Mayhem on Madison Avenue The Future of Advertising
January 18, 2012 by Kevin Michael Gray
Today's feature article was originally published by Fast Company late 2010 as a somewhat 'prophecy' or reactive insight into the future of the advertising industry. It takes place in Manhattan with 20+ creative directors, planners, and media strategists all searching for the same answer... 'What is the Future of Advertising.' Read the story below:
This slight three-story brick building on the edge of Chinatown has been taken over by Hyper Island, a school based in Sweden renowned for producing the most coveted digital talent in the ad industry. That school is located in an old prison on the Baltic Sea, and students are taught that there are no boundaries when it comes to digital marketing.
Last summer, the Swedes at Hyper Island recognized that where there's panic, there's opportunity, and opened this New York branch. Like the many foreigners who settled in this downtown locale before, the school arrived with its own set of promises -- to drag the denizens of Madison Avenue into the 21st century. While its students back in Sweden are "digital natives," these elder New Yorkers are "digital immigrants," who have gathered for three days of hard-core immersion in dealing with the chaos digital technology has wrought on their industry. "Something digital immigrants would do," explains one instructor, "is make a phone call to make sure someone received an email."

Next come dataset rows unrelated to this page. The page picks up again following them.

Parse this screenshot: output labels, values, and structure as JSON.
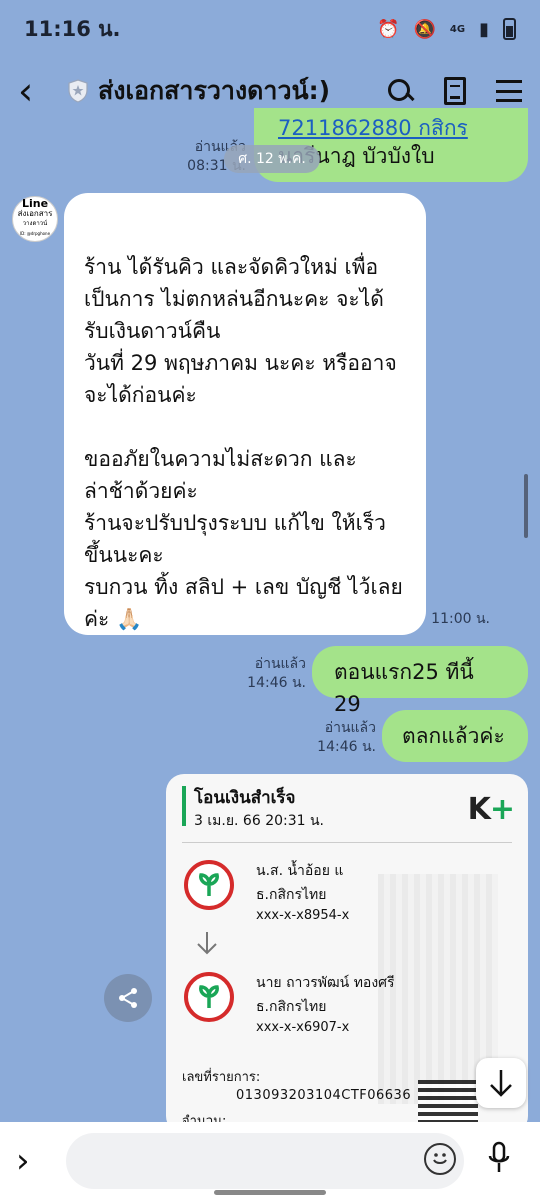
{
  "status_bar": {
    "time": "11:16 น.",
    "network": "4G"
  },
  "header": {
    "title": "ส่งเอกสารวางดาวน์:)"
  },
  "messages": {
    "top_partial": {
      "read": "อ่านแล้ว",
      "time": "08:31 น.",
      "line1": "7211862880 กสิกรไทย",
      "line2": "นารีนาฎ บัวบังใบ"
    },
    "date_chip": "ศ. 12 พ.ค.",
    "shop_message": {
      "avatar_line1": "Line",
      "avatar_line2": "ส่งเอกสาร",
      "avatar_line3": "วางดาวน์",
      "avatar_line4": "ID: @drpghone",
      "text": "ร้าน ได้รันคิว และจัดคิวใหม่ เพื่อ\nเป็นการ ไม่ตกหล่นอีกนะคะ จะได้\nรับเงินดาวน์คืน\nวันที่ 29 พฤษภาคม นะคะ หรืออาจ\nจะได้ก่อนค่ะ\n\nขออภัยในความไม่สะดวก และ\nล่าช้าด้วยค่ะ\nร้านจะปรับปรุงระบบ แก้ไข ให้เร็ว\nขึ้นนะคะ\nรบกวน ทิ้ง สลิป + เลข บัญชี ไว้เลย\nค่ะ 🙏🏻",
      "time": "11:00 น."
    },
    "reply1": {
      "read": "อ่านแล้ว",
      "time": "14:46 น.",
      "text": "ตอนแรก25 ทีนี้ 29"
    },
    "reply2": {
      "read": "อ่านแล้ว",
      "time": "14:46 น.",
      "text": "ตลกแล้วค่ะ"
    }
  },
  "slip": {
    "title": "โอนเงินสำเร็จ",
    "datetime": "3 เม.ย. 66  20:31 น.",
    "brand_k": "K",
    "brand_plus": "+",
    "from_name": "น.ส. น้ำอ้อย แ",
    "from_bank": "ธ.กสิกรไทย",
    "from_account": "xxx-x-x8954-x",
    "to_name": "นาย ถาวรพัฒน์ ทองศรี",
    "to_bank": "ธ.กสิกรไทย",
    "to_account": "xxx-x-x6907-x",
    "ref_label": "เลขที่รายการ:",
    "ref_number": "013093203104CTF06636",
    "amount_label": "จำนวน:"
  },
  "input": {
    "placeholder": ""
  }
}
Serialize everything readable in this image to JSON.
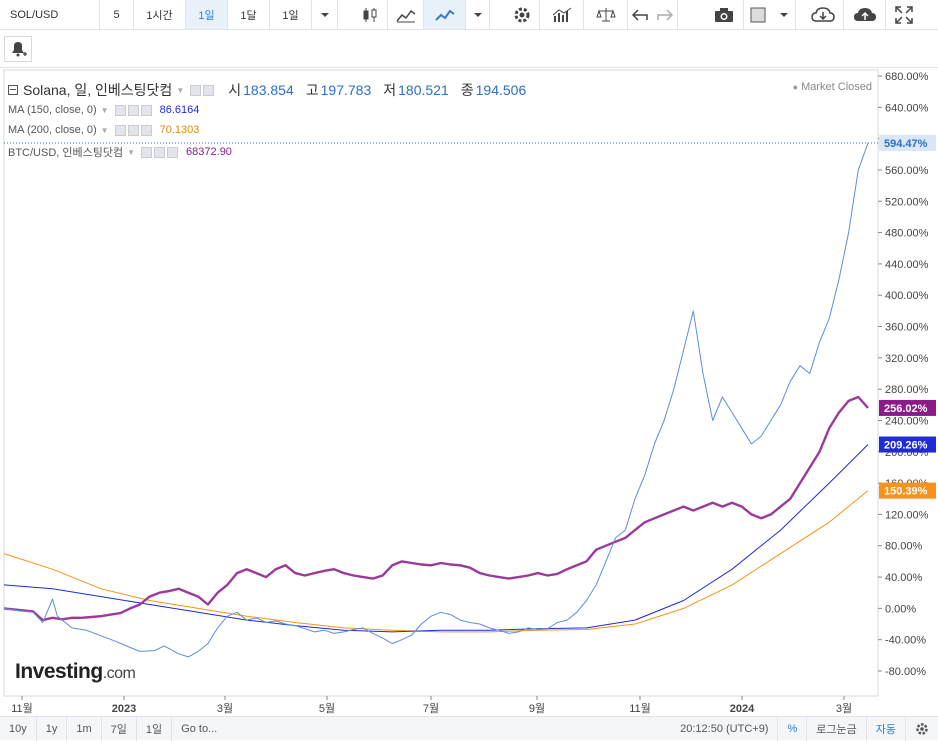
{
  "toolbar": {
    "symbol": "SOL/USD",
    "intervals": [
      "5",
      "1시간",
      "1일",
      "1달",
      "1일"
    ],
    "active_interval": 2,
    "icons": [
      "chevron-down-icon",
      "candlestick-icon",
      "area-chart-icon",
      "line-chart-icon",
      "chevron-down-icon",
      "gear-icon",
      "bar-chart-icon",
      "scale-icon",
      "undo-icon",
      "redo-icon",
      "camera-icon",
      "color-box-icon",
      "chevron-down-icon",
      "cloud-download-icon",
      "cloud-upload-icon",
      "fullscreen-icon"
    ]
  },
  "legend": {
    "main": {
      "name": "Solana, 일, 인베스팅닷컴",
      "o_label": "시",
      "o": "183.854",
      "h_label": "고",
      "h": "197.783",
      "l_label": "저",
      "l": "180.521",
      "c_label": "종",
      "c": "194.506"
    },
    "ma150": {
      "name": "MA (150, close, 0)",
      "value": "86.6164",
      "color": "#1e2bd6"
    },
    "ma200": {
      "name": "MA (200, close, 0)",
      "value": "70.1303",
      "color": "#f7931a"
    },
    "btc": {
      "name": "BTC/USD, 인베스팅닷컴",
      "value": "68372.90",
      "color": "#8b1a8b"
    },
    "market_status": "Market Closed"
  },
  "price_axis": {
    "labels": [
      "680.00%",
      "640.00%",
      "600.00%",
      "560.00%",
      "520.00%",
      "480.00%",
      "440.00%",
      "400.00%",
      "360.00%",
      "320.00%",
      "280.00%",
      "240.00%",
      "200.00%",
      "160.00%",
      "120.00%",
      "80.00%",
      "40.00%",
      "0.00%",
      "-40.00%",
      "-80.00%"
    ],
    "badges": [
      {
        "text": "594.47%",
        "value": 594.47,
        "bg": "#dbe7f7",
        "fg": "#2a6fc9"
      },
      {
        "text": "256.02%",
        "value": 256.02,
        "bg": "#8b1a8b",
        "fg": "#ffffff"
      },
      {
        "text": "209.26%",
        "value": 209.26,
        "bg": "#1e2bd6",
        "fg": "#ffffff"
      },
      {
        "text": "150.39%",
        "value": 150.39,
        "bg": "#f7931a",
        "fg": "#ffffff"
      }
    ]
  },
  "time_axis": {
    "labels": [
      "11월",
      "2023",
      "3월",
      "5월",
      "7월",
      "9월",
      "11월",
      "2024",
      "3월"
    ]
  },
  "brand": {
    "name": "Investing",
    "suffix": ".com"
  },
  "bottombar": {
    "ranges": [
      "10y",
      "1y",
      "1m",
      "7일",
      "1일",
      "Go to..."
    ],
    "time": "20:12:50 (UTC+9)",
    "percent": "%",
    "log": "로그눈금",
    "auto": "자동"
  },
  "chart_data": {
    "type": "line",
    "y_unit": "%",
    "ylim": [
      -100,
      690
    ],
    "x_range": [
      "2022-11",
      "2024-03"
    ],
    "series": [
      {
        "name": "SOL/USD",
        "color": "#5b8fd6",
        "points": [
          [
            0,
            0
          ],
          [
            3,
            -3
          ],
          [
            6,
            -5
          ],
          [
            8,
            -18
          ],
          [
            10,
            12
          ],
          [
            11,
            -10
          ],
          [
            14,
            -25
          ],
          [
            17,
            -28
          ],
          [
            20,
            -35
          ],
          [
            23,
            -42
          ],
          [
            26,
            -50
          ],
          [
            28,
            -55
          ],
          [
            31,
            -54
          ],
          [
            33,
            -48
          ],
          [
            36,
            -58
          ],
          [
            38,
            -62
          ],
          [
            40,
            -55
          ],
          [
            42,
            -45
          ],
          [
            44,
            -25
          ],
          [
            46,
            -10
          ],
          [
            48,
            -5
          ],
          [
            50,
            -15
          ],
          [
            52,
            -12
          ],
          [
            54,
            -18
          ],
          [
            56,
            -16
          ],
          [
            58,
            -20
          ],
          [
            60,
            -22
          ],
          [
            62,
            -26
          ],
          [
            64,
            -30
          ],
          [
            66,
            -28
          ],
          [
            68,
            -32
          ],
          [
            70,
            -30
          ],
          [
            72,
            -27
          ],
          [
            74,
            -25
          ],
          [
            76,
            -32
          ],
          [
            78,
            -38
          ],
          [
            80,
            -45
          ],
          [
            82,
            -40
          ],
          [
            84,
            -34
          ],
          [
            86,
            -20
          ],
          [
            88,
            -10
          ],
          [
            90,
            -5
          ],
          [
            92,
            -8
          ],
          [
            94,
            -15
          ],
          [
            96,
            -18
          ],
          [
            98,
            -20
          ],
          [
            100,
            -25
          ],
          [
            102,
            -28
          ],
          [
            104,
            -32
          ],
          [
            106,
            -30
          ],
          [
            108,
            -25
          ],
          [
            110,
            -27
          ],
          [
            112,
            -26
          ],
          [
            114,
            -18
          ],
          [
            116,
            -15
          ],
          [
            118,
            -5
          ],
          [
            120,
            10
          ],
          [
            122,
            30
          ],
          [
            124,
            60
          ],
          [
            126,
            90
          ],
          [
            128,
            100
          ],
          [
            130,
            140
          ],
          [
            132,
            170
          ],
          [
            134,
            210
          ],
          [
            136,
            240
          ],
          [
            138,
            280
          ],
          [
            140,
            330
          ],
          [
            142,
            380
          ],
          [
            144,
            300
          ],
          [
            146,
            240
          ],
          [
            148,
            270
          ],
          [
            150,
            250
          ],
          [
            152,
            230
          ],
          [
            154,
            210
          ],
          [
            156,
            220
          ],
          [
            158,
            240
          ],
          [
            160,
            260
          ],
          [
            162,
            290
          ],
          [
            164,
            310
          ],
          [
            166,
            300
          ],
          [
            168,
            340
          ],
          [
            170,
            370
          ],
          [
            172,
            420
          ],
          [
            174,
            480
          ],
          [
            176,
            560
          ],
          [
            178,
            594.47
          ]
        ]
      },
      {
        "name": "BTC/USD",
        "color": "#9b3a9b",
        "points": [
          [
            0,
            0
          ],
          [
            3,
            -2
          ],
          [
            6,
            -4
          ],
          [
            8,
            -15
          ],
          [
            10,
            -12
          ],
          [
            12,
            -14
          ],
          [
            14,
            -12
          ],
          [
            16,
            -12
          ],
          [
            18,
            -11
          ],
          [
            20,
            -10
          ],
          [
            22,
            -8
          ],
          [
            24,
            -6
          ],
          [
            26,
            0
          ],
          [
            28,
            5
          ],
          [
            30,
            15
          ],
          [
            32,
            20
          ],
          [
            34,
            22
          ],
          [
            36,
            25
          ],
          [
            38,
            20
          ],
          [
            40,
            15
          ],
          [
            42,
            5
          ],
          [
            44,
            20
          ],
          [
            46,
            30
          ],
          [
            48,
            45
          ],
          [
            50,
            50
          ],
          [
            52,
            45
          ],
          [
            54,
            40
          ],
          [
            56,
            50
          ],
          [
            58,
            55
          ],
          [
            60,
            45
          ],
          [
            62,
            42
          ],
          [
            64,
            45
          ],
          [
            66,
            48
          ],
          [
            68,
            50
          ],
          [
            70,
            45
          ],
          [
            72,
            42
          ],
          [
            74,
            40
          ],
          [
            76,
            38
          ],
          [
            78,
            42
          ],
          [
            80,
            55
          ],
          [
            82,
            60
          ],
          [
            84,
            58
          ],
          [
            86,
            56
          ],
          [
            88,
            55
          ],
          [
            90,
            58
          ],
          [
            92,
            56
          ],
          [
            94,
            55
          ],
          [
            96,
            52
          ],
          [
            98,
            45
          ],
          [
            100,
            42
          ],
          [
            102,
            40
          ],
          [
            104,
            38
          ],
          [
            106,
            40
          ],
          [
            108,
            42
          ],
          [
            110,
            45
          ],
          [
            112,
            42
          ],
          [
            114,
            44
          ],
          [
            116,
            50
          ],
          [
            118,
            55
          ],
          [
            120,
            60
          ],
          [
            122,
            75
          ],
          [
            124,
            80
          ],
          [
            126,
            85
          ],
          [
            128,
            90
          ],
          [
            130,
            100
          ],
          [
            132,
            110
          ],
          [
            134,
            115
          ],
          [
            136,
            120
          ],
          [
            138,
            125
          ],
          [
            140,
            130
          ],
          [
            142,
            125
          ],
          [
            144,
            130
          ],
          [
            146,
            135
          ],
          [
            148,
            130
          ],
          [
            150,
            135
          ],
          [
            152,
            130
          ],
          [
            154,
            120
          ],
          [
            156,
            115
          ],
          [
            158,
            120
          ],
          [
            160,
            130
          ],
          [
            162,
            140
          ],
          [
            164,
            160
          ],
          [
            166,
            180
          ],
          [
            168,
            200
          ],
          [
            170,
            230
          ],
          [
            172,
            250
          ],
          [
            174,
            265
          ],
          [
            176,
            270
          ],
          [
            178,
            256.02
          ]
        ]
      },
      {
        "name": "MA (150, close, 0)",
        "color": "#1e2bd6",
        "points": [
          [
            0,
            30
          ],
          [
            10,
            25
          ],
          [
            20,
            15
          ],
          [
            30,
            5
          ],
          [
            40,
            -5
          ],
          [
            50,
            -15
          ],
          [
            60,
            -22
          ],
          [
            70,
            -28
          ],
          [
            80,
            -30
          ],
          [
            90,
            -28
          ],
          [
            100,
            -28
          ],
          [
            110,
            -26
          ],
          [
            120,
            -25
          ],
          [
            130,
            -15
          ],
          [
            140,
            10
          ],
          [
            150,
            50
          ],
          [
            160,
            100
          ],
          [
            170,
            160
          ],
          [
            178,
            209.26
          ]
        ]
      },
      {
        "name": "MA (200, close, 0)",
        "color": "#f7931a",
        "points": [
          [
            0,
            70
          ],
          [
            10,
            50
          ],
          [
            20,
            25
          ],
          [
            30,
            10
          ],
          [
            40,
            0
          ],
          [
            50,
            -10
          ],
          [
            60,
            -18
          ],
          [
            70,
            -25
          ],
          [
            80,
            -28
          ],
          [
            90,
            -30
          ],
          [
            100,
            -30
          ],
          [
            110,
            -28
          ],
          [
            120,
            -27
          ],
          [
            130,
            -20
          ],
          [
            140,
            0
          ],
          [
            150,
            30
          ],
          [
            160,
            70
          ],
          [
            170,
            110
          ],
          [
            178,
            150.39
          ]
        ]
      }
    ]
  }
}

Most of the men and women here -- average age: 38 -- have worked at agencies for more than a decade. Such tenure used to be considered an asset, but these days it's more of a liability. They're all well aware that coding is now prized over copywriting and that a résumé that includes Xbox and Google is more desirable than one featuring stints at BBDO or Grey.

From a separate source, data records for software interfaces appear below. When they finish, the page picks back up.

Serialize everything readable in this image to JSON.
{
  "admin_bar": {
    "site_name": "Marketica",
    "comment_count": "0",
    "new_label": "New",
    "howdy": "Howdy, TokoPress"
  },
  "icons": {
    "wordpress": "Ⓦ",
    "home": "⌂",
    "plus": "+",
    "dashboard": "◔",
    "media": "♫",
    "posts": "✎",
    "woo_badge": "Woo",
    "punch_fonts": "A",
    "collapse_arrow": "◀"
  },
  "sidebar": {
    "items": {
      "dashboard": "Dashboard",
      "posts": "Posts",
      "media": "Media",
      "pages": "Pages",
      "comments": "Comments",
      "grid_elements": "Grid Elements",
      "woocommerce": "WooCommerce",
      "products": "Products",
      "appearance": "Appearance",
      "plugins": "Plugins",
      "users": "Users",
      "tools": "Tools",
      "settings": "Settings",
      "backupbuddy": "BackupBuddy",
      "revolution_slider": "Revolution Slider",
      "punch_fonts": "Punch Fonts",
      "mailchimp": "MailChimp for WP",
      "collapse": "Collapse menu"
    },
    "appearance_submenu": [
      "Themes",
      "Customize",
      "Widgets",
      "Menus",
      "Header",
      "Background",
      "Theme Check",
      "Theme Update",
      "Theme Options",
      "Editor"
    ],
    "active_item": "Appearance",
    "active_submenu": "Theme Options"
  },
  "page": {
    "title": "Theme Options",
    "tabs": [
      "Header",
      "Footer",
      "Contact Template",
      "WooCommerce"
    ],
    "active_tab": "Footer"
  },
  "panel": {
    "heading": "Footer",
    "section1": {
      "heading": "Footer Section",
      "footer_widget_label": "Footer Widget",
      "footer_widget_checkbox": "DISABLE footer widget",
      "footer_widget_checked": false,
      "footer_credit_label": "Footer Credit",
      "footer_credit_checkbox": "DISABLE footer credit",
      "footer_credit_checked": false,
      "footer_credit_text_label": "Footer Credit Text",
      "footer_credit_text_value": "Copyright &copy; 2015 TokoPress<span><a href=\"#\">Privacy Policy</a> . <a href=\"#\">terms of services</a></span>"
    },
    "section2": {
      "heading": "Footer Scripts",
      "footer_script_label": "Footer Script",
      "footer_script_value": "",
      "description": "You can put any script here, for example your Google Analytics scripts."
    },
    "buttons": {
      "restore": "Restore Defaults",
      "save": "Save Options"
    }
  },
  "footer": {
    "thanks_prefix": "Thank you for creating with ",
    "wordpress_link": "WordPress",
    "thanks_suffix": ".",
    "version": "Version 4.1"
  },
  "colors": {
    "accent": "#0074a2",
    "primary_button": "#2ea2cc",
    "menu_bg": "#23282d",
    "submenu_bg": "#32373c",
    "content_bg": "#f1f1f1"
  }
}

Step one of their therapy, of course, is admitting there is a problem. In this room where Swedish pastries litter a couple of Ikea tables, they have been told that their first assignment is to "put [their] digital stinky fish on the table." So each supplicant finds some space on the floor and rolls out that big blank sheet of paper. Eventually, everyone writes something, and after a few minutes, the group gathers in a circle -- a safe space -- where one by one they voice their insecurities. The first person stands up. "I walk around in fear and loathing, dazed and confused," he says. Another confesses, "I'm a person who's petrified to fail." One by one, they exhale the cold fears of an entire industry: "I feel like I'm standing here and there are a thousand baseballs dropping from the sky and I don't know which ones to catch." "I left my cushy job at a global agency. Actually, I didn't leave; I was pushed out." "I kind of feel like the digital world is a gated world. It's wide open, but I don't even know enough to walk in." "This whole 'collaboration, we'll work together as a team' breaking down of the creative director and art director team -- I find it fucking difficult."

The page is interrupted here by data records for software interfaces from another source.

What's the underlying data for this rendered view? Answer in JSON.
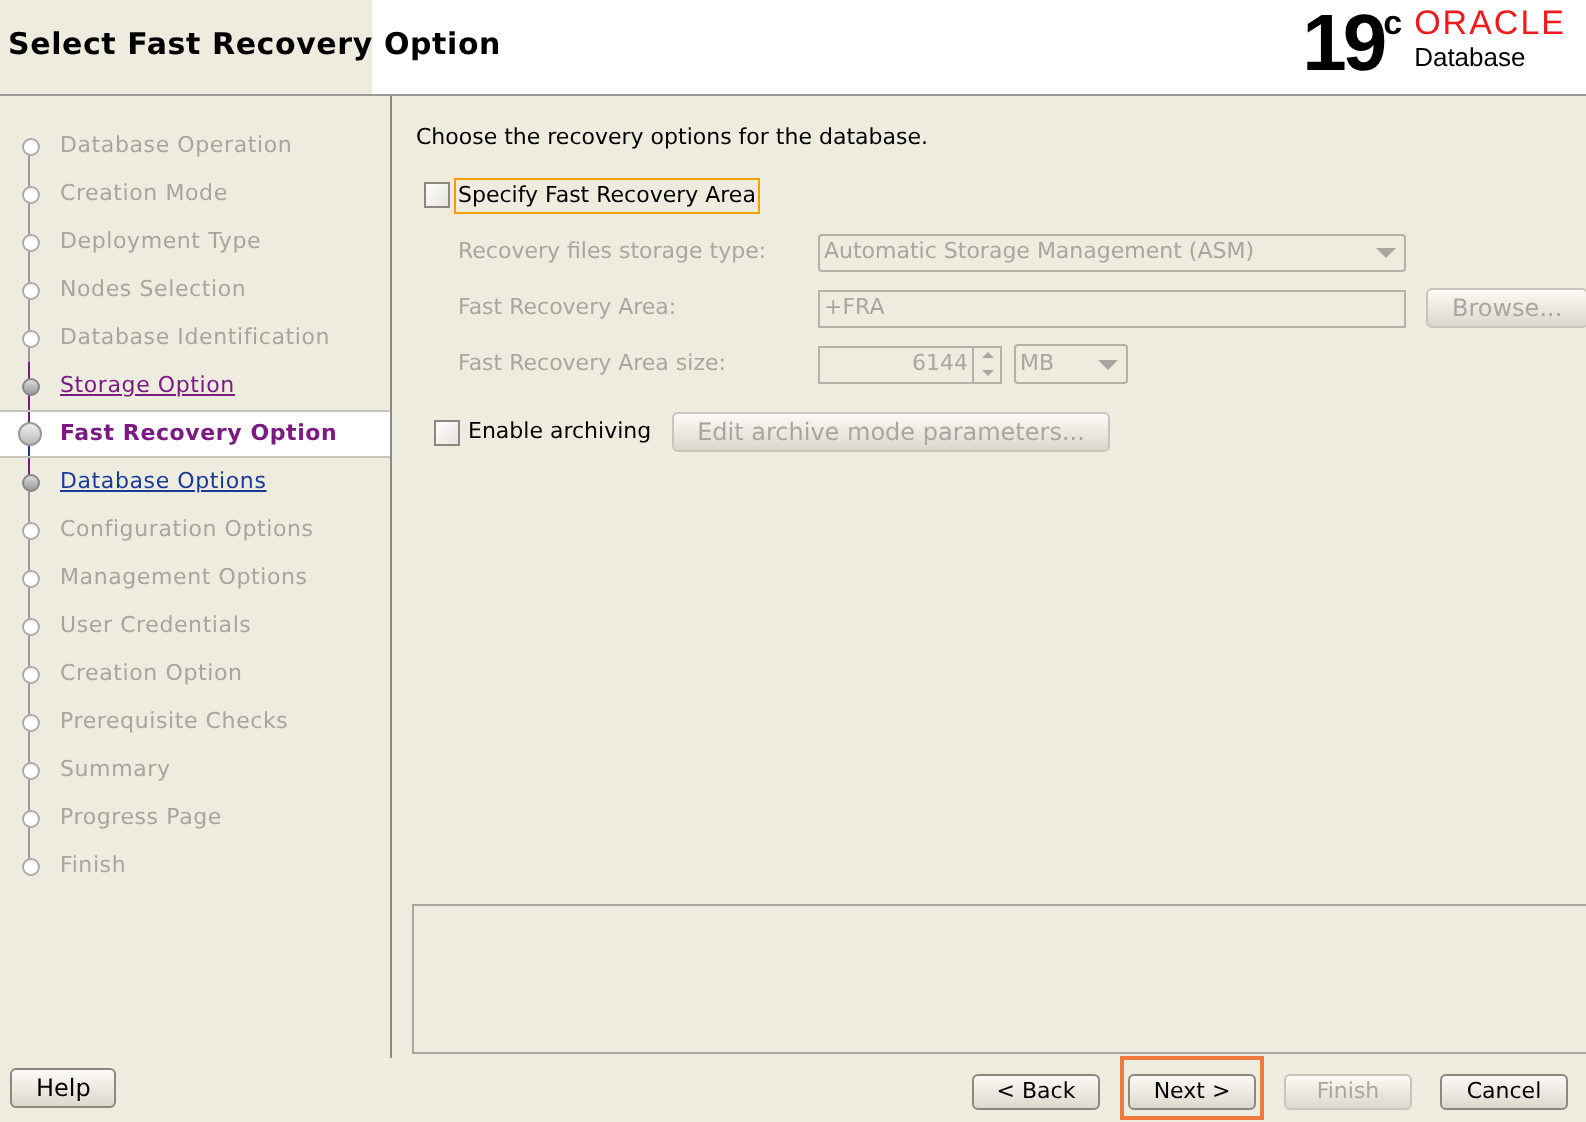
{
  "header": {
    "title": "Select Fast Recovery Option",
    "logo_version": "19",
    "logo_superscript": "c",
    "logo_brand": "ORACLE",
    "logo_product": "Database"
  },
  "steps": [
    {
      "label": "Database Operation",
      "kind": "pending"
    },
    {
      "label": "Creation Mode",
      "kind": "pending"
    },
    {
      "label": "Deployment Type",
      "kind": "pending"
    },
    {
      "label": "Nodes Selection",
      "kind": "pending"
    },
    {
      "label": "Database Identification",
      "kind": "pending"
    },
    {
      "label": "Storage Option",
      "kind": "done"
    },
    {
      "label": "Fast Recovery Option",
      "kind": "current"
    },
    {
      "label": "Database Options",
      "kind": "next"
    },
    {
      "label": "Configuration Options",
      "kind": "pending"
    },
    {
      "label": "Management Options",
      "kind": "pending"
    },
    {
      "label": "User Credentials",
      "kind": "pending"
    },
    {
      "label": "Creation Option",
      "kind": "pending"
    },
    {
      "label": "Prerequisite Checks",
      "kind": "pending"
    },
    {
      "label": "Summary",
      "kind": "pending"
    },
    {
      "label": "Progress Page",
      "kind": "pending"
    },
    {
      "label": "Finish",
      "kind": "pending"
    }
  ],
  "content": {
    "intro": "Choose the recovery options for the database.",
    "specify_fra": {
      "label": "Specify Fast Recovery Area",
      "checked": false,
      "focused": true
    },
    "storage_type": {
      "label": "Recovery files storage type:",
      "value": "Automatic Storage Management (ASM)",
      "disabled": true
    },
    "fra": {
      "label": "Fast Recovery Area:",
      "value": "+FRA",
      "browse": "Browse...",
      "disabled": true
    },
    "fra_size": {
      "label": "Fast Recovery Area size:",
      "value": "6144",
      "unit": "MB",
      "disabled": true
    },
    "archiving": {
      "label": "Enable archiving",
      "checked": false,
      "edit_button": "Edit archive mode parameters...",
      "edit_disabled": true
    }
  },
  "buttons": {
    "help": {
      "label": "Help",
      "disabled": false
    },
    "nav": [
      {
        "label": "< Back",
        "disabled": false,
        "highlighted": false
      },
      {
        "label": "Next >",
        "disabled": false,
        "highlighted": true
      },
      {
        "label": "Finish",
        "disabled": true,
        "highlighted": false
      },
      {
        "label": "Cancel",
        "disabled": false,
        "highlighted": false
      }
    ]
  }
}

Depending on how you look at it, the next 72 hours are either a communal hazing or a primer on today's rules of marketing. Creative teams, the participants are told, now need to behave more like improv actors -- "story building" instead of storytelling -- so they can respond in real time to an unpredictable audience. Marketing actually needs to be useful -- "use-vertising" instead of advertising -- which means that you must think more like a product developer than an entertainer. While campaigns once promised glossy anthemic concepts, perfected before being shipped off to the waiting client, digital is incremental, experimental, continually optimized -- "perpetual beta" -- and never, ever finished. "Digital will fuck you up and the way your agencies are built to make money, staff things, price things," says the instructor. "You guys have to change your DNA, and you're going to have tough decisions." Later, there's an entire lesson on letting go of egos. Throughout the session, instructors remind the novitiates that these new rules are certain to change completely, and soon.